Here’s a great tip from the BlenderWiki:

If you create a text in Blender called pydrivers.py, any functions or variables you define there will be available (under the p namespace) from a pydriver that’s controlling an IPO channel. Great for keeping those pydrivers concise!

Bake Scripted Drivers

I wish I could ‘bake’ IPO channels that are being driven by a python script, so that I could see them visually and tweak them by hand. Barring that, just being able to preview it visually would be nice.

Arbitrary Attributes in Blender

I wish I could add new, arbitrary attributes to things in Blender, then associate an IPO curve with them. That’s something I really miss from Maya.

That, and the ability to plug in crazy shit from one channel to another. Like using the color value from a texture to drive the position of an object – I wish I could do random stuff like that in Blender without having to spend hours scripting an ad-hoc solution myself.

Why would I ever want to do that?

If you have to ask, your imagination needs a jump-start.

Defaults and Constraints

I read an article in Scientific American Mind, “When Words Decide” by Barry Schwartz, about how the phrasing of a question or proposal can dramatically alter the way people answer it.

Among the examples was the astounding difference in organ donor rates between countries with an opt-in policy (where you must sign a form in order become an organ donor upon death) and those with an opt-out policy (where you must sign a form in order not to). As you can probably guess, in countries with an opt-out policy, organ donor rates were much higher: from eyeballing the graphs, it looks like about 95% in opt-out countries, but only about 15% in opt-in countries.

Beyond simple laziness of avoiding the extra hassle of signing a special form, the author suggests that people accept the default because they perceive it as being the recommended choice. Unless they have some special reason to go against the flow, they usually won’t.
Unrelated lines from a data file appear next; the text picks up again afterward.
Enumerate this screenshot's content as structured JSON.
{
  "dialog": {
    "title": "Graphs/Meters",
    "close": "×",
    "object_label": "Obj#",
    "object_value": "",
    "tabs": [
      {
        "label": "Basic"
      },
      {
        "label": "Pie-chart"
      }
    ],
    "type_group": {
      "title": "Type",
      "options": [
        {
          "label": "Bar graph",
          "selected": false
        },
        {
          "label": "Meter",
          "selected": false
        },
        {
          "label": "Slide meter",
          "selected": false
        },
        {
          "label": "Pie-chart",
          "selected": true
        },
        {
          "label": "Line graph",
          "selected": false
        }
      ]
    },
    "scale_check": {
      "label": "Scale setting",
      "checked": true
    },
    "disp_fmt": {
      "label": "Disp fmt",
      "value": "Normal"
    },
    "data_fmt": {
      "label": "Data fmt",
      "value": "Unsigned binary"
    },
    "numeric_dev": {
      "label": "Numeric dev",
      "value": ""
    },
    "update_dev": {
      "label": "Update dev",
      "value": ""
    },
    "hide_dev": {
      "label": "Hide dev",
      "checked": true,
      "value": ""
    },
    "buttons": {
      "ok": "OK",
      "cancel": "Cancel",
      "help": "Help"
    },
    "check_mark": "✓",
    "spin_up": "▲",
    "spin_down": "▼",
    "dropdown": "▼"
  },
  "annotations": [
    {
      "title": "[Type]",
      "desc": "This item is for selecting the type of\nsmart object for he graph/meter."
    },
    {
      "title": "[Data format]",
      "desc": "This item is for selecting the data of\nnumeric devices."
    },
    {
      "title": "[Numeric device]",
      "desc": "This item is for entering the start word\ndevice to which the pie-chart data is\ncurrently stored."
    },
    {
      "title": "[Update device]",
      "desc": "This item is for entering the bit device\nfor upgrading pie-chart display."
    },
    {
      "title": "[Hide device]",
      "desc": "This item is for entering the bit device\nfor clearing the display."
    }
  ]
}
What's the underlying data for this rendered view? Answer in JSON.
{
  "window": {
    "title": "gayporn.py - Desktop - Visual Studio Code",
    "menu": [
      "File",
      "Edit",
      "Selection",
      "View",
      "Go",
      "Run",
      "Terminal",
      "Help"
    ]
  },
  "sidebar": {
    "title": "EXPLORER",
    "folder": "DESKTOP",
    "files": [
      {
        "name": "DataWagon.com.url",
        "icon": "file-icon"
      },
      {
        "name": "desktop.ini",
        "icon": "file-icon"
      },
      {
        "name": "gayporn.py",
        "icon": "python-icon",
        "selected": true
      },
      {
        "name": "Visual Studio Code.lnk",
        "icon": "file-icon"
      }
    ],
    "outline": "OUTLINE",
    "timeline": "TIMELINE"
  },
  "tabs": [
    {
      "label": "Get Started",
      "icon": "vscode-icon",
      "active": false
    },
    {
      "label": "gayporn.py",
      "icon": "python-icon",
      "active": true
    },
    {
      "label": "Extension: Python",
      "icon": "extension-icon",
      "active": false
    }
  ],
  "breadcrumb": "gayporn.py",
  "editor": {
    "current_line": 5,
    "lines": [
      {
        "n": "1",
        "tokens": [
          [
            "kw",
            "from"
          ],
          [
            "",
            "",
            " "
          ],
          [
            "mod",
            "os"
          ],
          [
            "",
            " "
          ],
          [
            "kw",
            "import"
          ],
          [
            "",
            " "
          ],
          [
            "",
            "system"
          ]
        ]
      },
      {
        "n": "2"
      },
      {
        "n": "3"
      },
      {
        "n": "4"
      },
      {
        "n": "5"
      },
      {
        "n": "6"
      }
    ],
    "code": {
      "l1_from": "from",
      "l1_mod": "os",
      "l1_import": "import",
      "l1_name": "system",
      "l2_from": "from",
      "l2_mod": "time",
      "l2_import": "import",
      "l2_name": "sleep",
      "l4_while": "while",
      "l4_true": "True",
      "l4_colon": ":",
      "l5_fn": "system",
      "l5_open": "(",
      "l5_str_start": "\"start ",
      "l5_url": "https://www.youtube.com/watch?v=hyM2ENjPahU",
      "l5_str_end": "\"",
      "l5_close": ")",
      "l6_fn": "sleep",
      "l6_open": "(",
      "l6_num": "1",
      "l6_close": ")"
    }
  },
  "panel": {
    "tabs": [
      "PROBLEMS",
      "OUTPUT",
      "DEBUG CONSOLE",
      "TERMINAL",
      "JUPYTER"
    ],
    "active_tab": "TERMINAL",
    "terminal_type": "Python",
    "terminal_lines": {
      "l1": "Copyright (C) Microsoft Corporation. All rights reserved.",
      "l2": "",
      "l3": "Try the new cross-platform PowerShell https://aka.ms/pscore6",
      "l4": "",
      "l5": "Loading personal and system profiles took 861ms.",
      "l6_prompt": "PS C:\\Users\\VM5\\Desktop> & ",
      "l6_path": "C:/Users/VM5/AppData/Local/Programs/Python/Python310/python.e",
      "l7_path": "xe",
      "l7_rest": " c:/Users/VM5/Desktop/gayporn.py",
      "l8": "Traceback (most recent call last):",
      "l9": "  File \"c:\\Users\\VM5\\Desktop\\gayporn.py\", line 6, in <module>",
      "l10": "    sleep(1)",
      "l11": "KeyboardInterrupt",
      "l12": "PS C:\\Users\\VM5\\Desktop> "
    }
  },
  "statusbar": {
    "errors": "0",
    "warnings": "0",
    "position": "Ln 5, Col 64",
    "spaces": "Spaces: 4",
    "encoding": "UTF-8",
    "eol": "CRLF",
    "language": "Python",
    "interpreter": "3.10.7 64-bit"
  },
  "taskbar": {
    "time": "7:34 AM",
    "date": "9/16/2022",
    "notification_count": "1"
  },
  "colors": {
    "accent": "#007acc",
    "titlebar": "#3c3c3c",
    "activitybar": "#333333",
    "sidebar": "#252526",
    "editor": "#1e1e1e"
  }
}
Upon reading this, it occured to me that one of the brilliant things about Rails is the way it directs the flow through its use of defaults and constraints. It’s very easy to create a working application with Rails, because the stream is carrying you towards one anyway.

Defaults and constraints are two sides of the same coin. While constraints make it harder for you to go against the flow, defaults make it easier for you to go with the flow. (To put it yet another way, a default is a tour guide leading the way, while a constraint is a security guard preventing you from wandering into a restricted area.)

Both defaults and constraints can be inspiring and liberating as a creator, though I’m not quite sure what it is about them that makes it so. Perhaps it’s the fact that they give you a jumping-off point. But not all defaults and constraints are helpful and positive; some are stifling and discouraging.

Helpful defaults seem to have two qualities:

  1. In most cases, the default is what you wanted anyway.
  2. It’s easy to override the default in special cases.

Helpful constraints have two corresponding qualities:

  1. In most cases, it’s advantageous to obey the constraint.
  2. It’s not impossible to circumvent the constraint in special cases.

Harmful defaults or constraints break those qualities. The worst default is one that is never what you want, but is impossible to override. Likewise, the worst constraint is one that denies you some advantage, but is impossible to circumvent.

For the most part, both Rails’ defaults and its constraints are helpful, although there are a few of them that are a bit too difficult to override/circumvent.

As for applying this lesson to Rubygame… it’s definitely showing up in the work I’m doing with event hooks in the development-3.0.0 branch, and I’m quite pleased with how it’s going.